On the heels of Veterans Day, there is still much to be addressed and resolved for our veterans, not only across the country but right here in Ventura County. Getting a truly accurate picture of the needs of veterans locally remains a bit elusive, but a glance at what we do know reveals much. While the need for proper and efficient health care remains prevalent, which continues to make headlines even after it was revealed that the waiting lists for such services can be longer than a month for thousands, and that the number is now 50 percent higher than last year, perhaps a focused look at housing needs might be more easily addressed. After all, many veterans who are on the streets suffer much from exposure to the elements. Eliminating that exposure will surely help.

For the 2015 homeless count, of the 957 total unsheltered individuals, 87 were veterans, mainly Vietnam vets but outreach providers are also seeing increasily more Iraq and Afghanistan veterans. Of the 87, 50 people or 57 percent of those individuals were chronically homeless. Further, 78 were men; nine were women. Thirty-seven had a chronic illness such as diabetes, heart trouble, high blood pressure, seizures, hepatitis, respiratory problems, epilepsy, tuberculosis or arthritis; 35 had a physical disability; 24 had a problem with drugs or alcohol. Sixteen had been victims of domestic or intimate-partner violence. Twelve were older than 62. Twenty-three were released from a correctional institution such as a jail or prison after serving a court-ordered sentence during the past 12 months. The survey didn’t clearly indicate whether or not the demographics and ailments of those who fell into certain categories overlapped.

When it comes to Ventura County, there are simply not enough beds or permanent housing facilities for homeless veterans. Though 87 veterans registered on the homeless survey, social service providers all agree that there continues to be a high demand for housing, beyond just what seems to be a relatively small number, less than 10 percent of the total homeless population. What remains to be counted are those who are often called couch surfers, those without a permanent home. But there is some hope. In Ventura, the City Council is confronting the situation head-on.
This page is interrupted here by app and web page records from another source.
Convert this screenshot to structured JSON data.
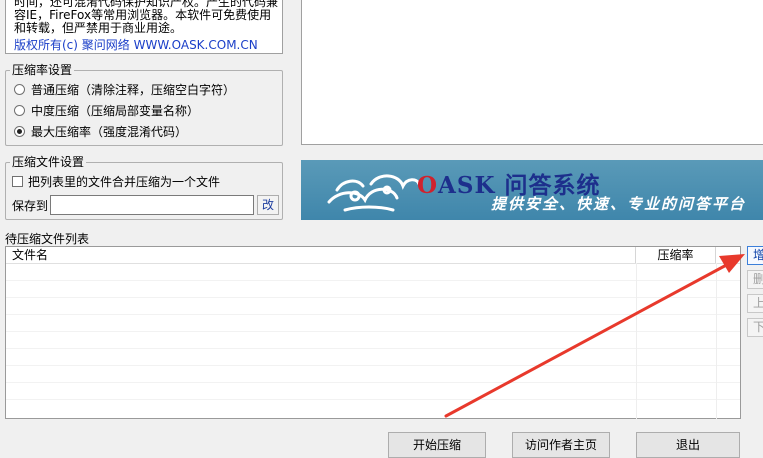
{
  "about": {
    "line1": "时间，还可混淆代码保护知识产权。产生的代码兼",
    "line2": "容IE，FireFox等常用浏览器。本软件可免费使用",
    "line3": "和转载，但严禁用于商业用途。",
    "copyright": "版权所有(c) 聚问网络 WWW.OASK.COM.CN"
  },
  "compress_rate": {
    "title": "压缩率设置",
    "options": [
      {
        "label": "普通压缩（清除注释，压缩空白字符）",
        "checked": false
      },
      {
        "label": "中度压缩（压缩局部变量名称）",
        "checked": false
      },
      {
        "label": "最大压缩率（强度混淆代码）",
        "checked": true
      }
    ]
  },
  "compress_file": {
    "title": "压缩文件设置",
    "merge_label": "把列表里的文件合并压缩为一个文件",
    "merge_checked": false,
    "save_label": "保存到",
    "save_value": "",
    "change_label": "改"
  },
  "banner": {
    "title_o": "O",
    "title_rest": "ASK 问答系统",
    "subtitle": "提供安全、快速、专业的问答平台"
  },
  "file_list": {
    "title": "待压缩文件列表",
    "columns": [
      "文件名",
      "压缩率"
    ],
    "rows": []
  },
  "side_buttons": {
    "add": "增",
    "delete": "删",
    "up": "上",
    "down": "下"
  },
  "bottom_buttons": {
    "start": "开始压缩",
    "visit": "访问作者主页",
    "exit": "退出"
  },
  "colors": {
    "arrow": "#e8392c",
    "banner": "#4a8fb3"
  }
}
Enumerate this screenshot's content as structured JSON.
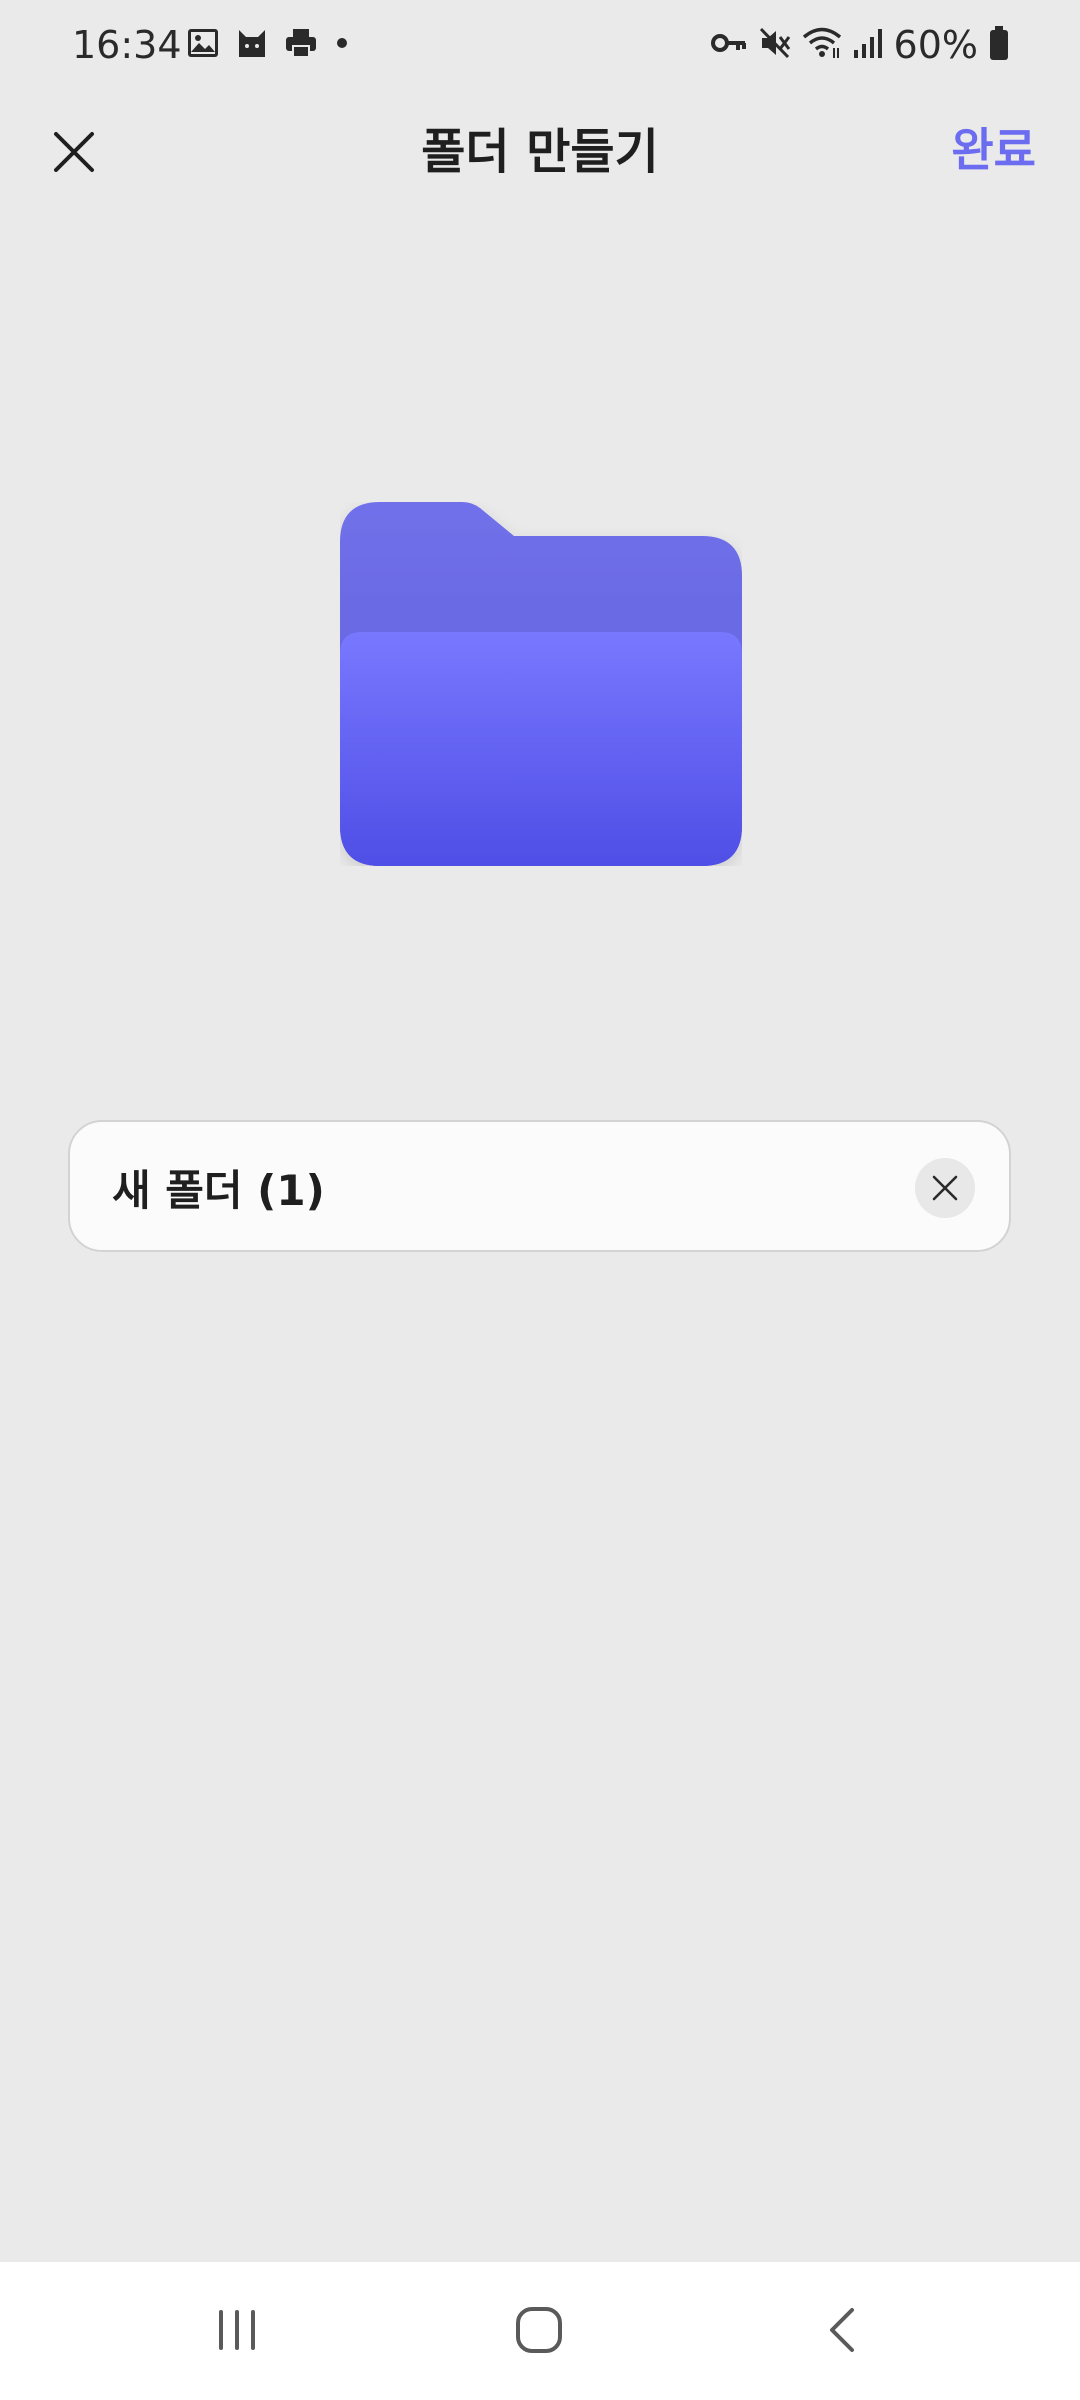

The Ventura City Council last week voted 6-1, with Councilman Mike Tracy in opposition, to try and negotiate with the Department of Veterans Affairs to reacquire a 10-acre parcel in East Ventura to build veteran housing. The city had donated the land to the department some years ago, but department officials said it would not be able to build anything until 2020, a date that is too far in the future to do any good for the situation at hand. Also, there are currently Prop. 41 funds that would help finance the construction of veteran housing. The City Council approved spending $15,000 to find a qualified developer for the project. Doing this and, hopefully, finding the right developer could give the city leverage to get the land back and move forward with housing. We applaud the City Council for doing this and we look forward to progress on this. In the end, permanent housing not only addresses the humane side of homelessness and gives people back some dignity with privacy and meeting basic needs, but it has also been proven to reduce the need for public services, from policing issues to emergency care. It’s a win-win for the city of Ventura and homeless vets.

According to the homeless survey, the White House and the U.S. Department of Veterans Affairs (VA) issued a plan in 2010 to end Veteran homelessness by the end of 2015. Together with partners and supporters nationwide, the VA launched the Ending Veteran Homelessness initiative, an unprecedented effort to make sure veterans are able to obtain permanent housing and that veterans at risk of homelessness remain housed. As a result, homelessness among veterans nationwide has decreased by one-third in recent years. But there is clearly still much more work to do.

We understand that there is no sure cure for homelessness, even with available housing for those who are resistant, but the more opportunities to give dignity back to the down and out, particularly those who continue to suffer from their military service, permanent housing is a practical step in the right direction.